Influenza Vaccine for Patients With High-risk Cardiovascular Disease

Author Affiliations
  • 1Influenza Division, National Center for Immunization and Respiratory Diseases, Centers for Disease Control and Prevention, Atlanta, Georgia
JAMA. 2021;325(1):33-35. doi:10.1001/jama.2020.23948

Influenza and cardiovascular disease (CVD) are 2 of the most common causes of hospitalizations and deaths worldwide. These diseases share a reciprocal relationship because influenza may increase the risk of acute cardiovascular complications and underlying cardiovascular disease may increase the risk of influenza complications. Establishing a causal relationship can strengthen the rationale for wider use of influenza vaccines in patients with CVD worldwide.

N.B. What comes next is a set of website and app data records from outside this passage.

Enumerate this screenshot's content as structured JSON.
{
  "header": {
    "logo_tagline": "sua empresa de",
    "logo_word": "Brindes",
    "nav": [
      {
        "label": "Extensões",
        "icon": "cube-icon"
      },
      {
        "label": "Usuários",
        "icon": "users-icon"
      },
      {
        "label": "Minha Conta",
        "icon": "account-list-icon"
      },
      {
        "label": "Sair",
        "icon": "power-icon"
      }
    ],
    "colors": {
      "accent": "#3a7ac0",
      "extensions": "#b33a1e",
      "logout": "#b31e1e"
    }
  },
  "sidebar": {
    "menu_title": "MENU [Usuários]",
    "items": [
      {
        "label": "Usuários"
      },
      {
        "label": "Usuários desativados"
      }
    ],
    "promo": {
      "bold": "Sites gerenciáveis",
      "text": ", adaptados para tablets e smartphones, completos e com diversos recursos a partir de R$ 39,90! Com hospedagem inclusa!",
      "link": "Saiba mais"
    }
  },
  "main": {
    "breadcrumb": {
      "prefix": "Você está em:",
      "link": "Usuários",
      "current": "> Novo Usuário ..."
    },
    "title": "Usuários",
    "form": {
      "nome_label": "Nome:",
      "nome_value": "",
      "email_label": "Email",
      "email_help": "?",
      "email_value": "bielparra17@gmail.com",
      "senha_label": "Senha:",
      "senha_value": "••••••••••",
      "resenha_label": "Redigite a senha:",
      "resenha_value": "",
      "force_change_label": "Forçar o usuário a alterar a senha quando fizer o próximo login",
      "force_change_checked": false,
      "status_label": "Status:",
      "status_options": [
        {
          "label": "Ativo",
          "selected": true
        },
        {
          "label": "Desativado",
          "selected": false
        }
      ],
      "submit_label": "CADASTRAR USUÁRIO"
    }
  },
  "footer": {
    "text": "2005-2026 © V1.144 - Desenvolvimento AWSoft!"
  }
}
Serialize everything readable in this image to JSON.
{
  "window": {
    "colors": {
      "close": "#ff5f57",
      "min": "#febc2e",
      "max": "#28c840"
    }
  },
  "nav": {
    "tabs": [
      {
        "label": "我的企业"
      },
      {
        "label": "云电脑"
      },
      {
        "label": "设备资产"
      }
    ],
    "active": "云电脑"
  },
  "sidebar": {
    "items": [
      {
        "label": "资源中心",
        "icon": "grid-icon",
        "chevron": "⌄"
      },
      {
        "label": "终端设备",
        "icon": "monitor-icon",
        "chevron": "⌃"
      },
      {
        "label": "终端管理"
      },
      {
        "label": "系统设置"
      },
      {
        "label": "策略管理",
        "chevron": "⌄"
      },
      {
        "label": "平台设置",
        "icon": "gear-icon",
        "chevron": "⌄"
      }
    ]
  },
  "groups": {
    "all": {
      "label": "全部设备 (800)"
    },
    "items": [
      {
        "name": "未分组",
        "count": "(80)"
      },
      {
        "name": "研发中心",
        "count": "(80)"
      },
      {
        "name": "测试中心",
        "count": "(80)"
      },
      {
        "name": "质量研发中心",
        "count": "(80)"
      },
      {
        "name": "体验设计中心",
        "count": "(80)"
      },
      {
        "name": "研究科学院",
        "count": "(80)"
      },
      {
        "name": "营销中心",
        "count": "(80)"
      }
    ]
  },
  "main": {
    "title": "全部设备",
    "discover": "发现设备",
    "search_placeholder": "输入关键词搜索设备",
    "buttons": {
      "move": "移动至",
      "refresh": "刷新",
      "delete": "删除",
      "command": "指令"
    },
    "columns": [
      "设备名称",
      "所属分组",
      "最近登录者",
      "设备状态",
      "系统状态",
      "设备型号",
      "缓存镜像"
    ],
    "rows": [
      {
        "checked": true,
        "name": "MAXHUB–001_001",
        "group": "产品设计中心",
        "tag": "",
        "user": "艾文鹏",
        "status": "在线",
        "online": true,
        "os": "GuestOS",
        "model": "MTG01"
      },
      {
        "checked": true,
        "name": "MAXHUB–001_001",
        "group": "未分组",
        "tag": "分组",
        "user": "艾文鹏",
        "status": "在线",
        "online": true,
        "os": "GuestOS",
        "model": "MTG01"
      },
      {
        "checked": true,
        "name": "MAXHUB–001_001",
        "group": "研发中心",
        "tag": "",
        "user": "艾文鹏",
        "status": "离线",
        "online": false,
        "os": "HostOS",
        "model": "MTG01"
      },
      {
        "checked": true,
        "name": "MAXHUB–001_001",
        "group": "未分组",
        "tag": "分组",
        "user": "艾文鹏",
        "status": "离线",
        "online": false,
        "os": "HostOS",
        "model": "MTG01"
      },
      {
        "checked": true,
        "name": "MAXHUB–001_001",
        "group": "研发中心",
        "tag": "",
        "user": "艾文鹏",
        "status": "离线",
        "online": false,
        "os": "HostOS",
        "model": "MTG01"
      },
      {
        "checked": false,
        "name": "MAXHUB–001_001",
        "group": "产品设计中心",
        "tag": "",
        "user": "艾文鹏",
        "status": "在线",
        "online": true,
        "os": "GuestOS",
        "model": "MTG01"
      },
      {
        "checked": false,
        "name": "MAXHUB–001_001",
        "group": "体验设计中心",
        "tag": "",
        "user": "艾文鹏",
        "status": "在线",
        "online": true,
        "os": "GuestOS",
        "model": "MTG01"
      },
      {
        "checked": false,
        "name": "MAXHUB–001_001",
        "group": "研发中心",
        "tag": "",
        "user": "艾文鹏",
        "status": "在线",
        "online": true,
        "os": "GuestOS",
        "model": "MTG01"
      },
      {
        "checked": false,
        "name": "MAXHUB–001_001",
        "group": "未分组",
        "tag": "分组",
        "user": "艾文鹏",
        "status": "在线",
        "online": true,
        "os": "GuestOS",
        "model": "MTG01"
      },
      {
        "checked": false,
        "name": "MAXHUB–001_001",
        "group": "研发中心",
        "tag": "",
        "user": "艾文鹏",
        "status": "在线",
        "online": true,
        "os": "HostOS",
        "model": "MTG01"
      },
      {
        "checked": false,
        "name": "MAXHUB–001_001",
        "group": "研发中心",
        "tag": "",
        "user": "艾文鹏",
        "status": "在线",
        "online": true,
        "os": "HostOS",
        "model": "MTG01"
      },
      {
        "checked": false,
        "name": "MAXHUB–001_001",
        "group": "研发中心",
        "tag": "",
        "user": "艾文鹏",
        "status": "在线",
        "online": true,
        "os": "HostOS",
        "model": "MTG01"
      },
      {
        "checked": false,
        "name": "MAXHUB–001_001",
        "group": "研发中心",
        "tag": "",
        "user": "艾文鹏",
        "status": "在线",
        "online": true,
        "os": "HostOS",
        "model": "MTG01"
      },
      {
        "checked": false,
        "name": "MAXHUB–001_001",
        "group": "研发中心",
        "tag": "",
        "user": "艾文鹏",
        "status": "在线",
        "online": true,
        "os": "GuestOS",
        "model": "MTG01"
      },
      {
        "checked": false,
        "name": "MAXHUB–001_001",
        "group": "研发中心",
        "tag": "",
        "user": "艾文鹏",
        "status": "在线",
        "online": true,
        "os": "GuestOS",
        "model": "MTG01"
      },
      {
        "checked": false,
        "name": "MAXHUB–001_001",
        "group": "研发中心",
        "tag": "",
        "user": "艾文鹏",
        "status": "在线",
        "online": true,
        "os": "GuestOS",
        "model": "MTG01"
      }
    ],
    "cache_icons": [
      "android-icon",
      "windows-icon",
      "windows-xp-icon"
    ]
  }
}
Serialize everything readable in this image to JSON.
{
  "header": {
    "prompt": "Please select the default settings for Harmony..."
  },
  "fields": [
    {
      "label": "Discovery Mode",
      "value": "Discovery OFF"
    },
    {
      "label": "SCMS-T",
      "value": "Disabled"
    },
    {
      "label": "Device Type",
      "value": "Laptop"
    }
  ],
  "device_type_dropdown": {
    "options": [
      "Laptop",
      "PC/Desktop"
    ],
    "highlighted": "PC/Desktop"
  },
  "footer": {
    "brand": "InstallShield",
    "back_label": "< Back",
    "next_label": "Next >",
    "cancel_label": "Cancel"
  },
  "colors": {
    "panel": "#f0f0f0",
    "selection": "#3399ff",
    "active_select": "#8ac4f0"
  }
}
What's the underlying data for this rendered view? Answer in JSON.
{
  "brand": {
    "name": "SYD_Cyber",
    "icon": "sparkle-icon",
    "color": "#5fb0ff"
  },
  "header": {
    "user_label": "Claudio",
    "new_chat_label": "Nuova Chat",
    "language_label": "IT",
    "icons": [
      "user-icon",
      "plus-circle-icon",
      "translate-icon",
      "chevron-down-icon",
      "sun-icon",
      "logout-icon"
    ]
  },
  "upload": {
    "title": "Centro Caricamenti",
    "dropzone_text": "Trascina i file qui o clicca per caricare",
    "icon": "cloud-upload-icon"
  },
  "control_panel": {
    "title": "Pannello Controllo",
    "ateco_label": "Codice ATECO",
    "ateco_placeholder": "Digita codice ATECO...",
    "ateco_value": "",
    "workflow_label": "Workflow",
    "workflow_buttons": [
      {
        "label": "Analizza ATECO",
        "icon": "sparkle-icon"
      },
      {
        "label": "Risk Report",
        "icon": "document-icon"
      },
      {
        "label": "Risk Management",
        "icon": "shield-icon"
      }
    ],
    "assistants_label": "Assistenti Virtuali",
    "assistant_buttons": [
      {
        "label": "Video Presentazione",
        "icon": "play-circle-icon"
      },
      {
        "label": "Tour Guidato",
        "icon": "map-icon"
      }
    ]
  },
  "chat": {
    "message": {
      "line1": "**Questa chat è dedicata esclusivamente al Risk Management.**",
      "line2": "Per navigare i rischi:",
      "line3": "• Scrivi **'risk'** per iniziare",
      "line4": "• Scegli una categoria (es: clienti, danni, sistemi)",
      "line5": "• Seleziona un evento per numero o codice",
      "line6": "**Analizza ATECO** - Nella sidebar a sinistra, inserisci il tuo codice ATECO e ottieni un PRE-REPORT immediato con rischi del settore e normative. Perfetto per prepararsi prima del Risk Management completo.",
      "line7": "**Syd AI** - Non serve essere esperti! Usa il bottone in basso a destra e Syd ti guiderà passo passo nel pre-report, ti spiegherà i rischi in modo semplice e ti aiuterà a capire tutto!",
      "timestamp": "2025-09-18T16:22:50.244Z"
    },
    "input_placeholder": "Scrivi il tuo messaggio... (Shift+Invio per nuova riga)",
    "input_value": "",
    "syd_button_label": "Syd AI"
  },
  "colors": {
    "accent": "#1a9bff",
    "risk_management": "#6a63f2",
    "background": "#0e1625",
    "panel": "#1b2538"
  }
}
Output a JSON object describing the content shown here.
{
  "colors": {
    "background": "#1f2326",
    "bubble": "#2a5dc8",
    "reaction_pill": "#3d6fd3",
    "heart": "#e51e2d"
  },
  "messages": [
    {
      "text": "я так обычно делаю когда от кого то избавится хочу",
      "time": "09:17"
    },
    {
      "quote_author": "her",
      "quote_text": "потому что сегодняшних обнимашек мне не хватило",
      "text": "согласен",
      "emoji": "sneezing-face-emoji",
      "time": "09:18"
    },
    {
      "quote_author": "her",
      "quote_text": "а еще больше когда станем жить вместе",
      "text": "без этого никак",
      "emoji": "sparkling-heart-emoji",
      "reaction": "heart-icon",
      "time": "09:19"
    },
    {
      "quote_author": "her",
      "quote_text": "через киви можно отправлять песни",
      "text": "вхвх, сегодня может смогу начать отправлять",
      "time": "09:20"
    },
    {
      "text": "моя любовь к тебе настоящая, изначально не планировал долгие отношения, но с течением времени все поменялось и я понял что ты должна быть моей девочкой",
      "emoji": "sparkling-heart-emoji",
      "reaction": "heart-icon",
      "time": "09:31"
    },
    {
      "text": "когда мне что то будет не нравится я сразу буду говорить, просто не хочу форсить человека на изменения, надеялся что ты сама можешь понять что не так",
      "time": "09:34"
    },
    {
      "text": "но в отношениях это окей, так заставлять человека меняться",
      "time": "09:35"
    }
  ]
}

Ecologic studies have examined the relationship between influenza and excess winter mortality, often related to cardiovascular complications, and estimated that the percentage of winter deaths attributable to influenza could range from 4% to 68%.1,2 However, biases were likely in these studies because the fraction of all-cause outcomes attributed to influenza exceeded measured influenza incidence. Carefully conducted observational studies have suggested that approximately 3% to 6% of hospitalizations and deaths from myocardial infarction may be related to influenza.1,3 More recently, epidemiologic studies that used self-controlled case series methodology documented 5- to 10-fold temporal increases in the risk of acute myocardial infarction within 1 week of laboratory-confirmed influenza.4,5 In a 2020 study of 80 261 laboratory-confirmed influenza hospitalizations from 13 states in the US, 12% had acute cardiovascular events, which were most commonly decompensated heart failure and acute ischemic heart disease.6 These findings are supported by pathogenesis studies in animal models that have linked infection from influenza viruses and other pathogens to atherogenesis with suggested pathways to disease, including hypoxia, increased metabolic demand, atherosclerosis and plaque rupture from inflammation, induction of a prothrombotic state, and direct viral infection.7,8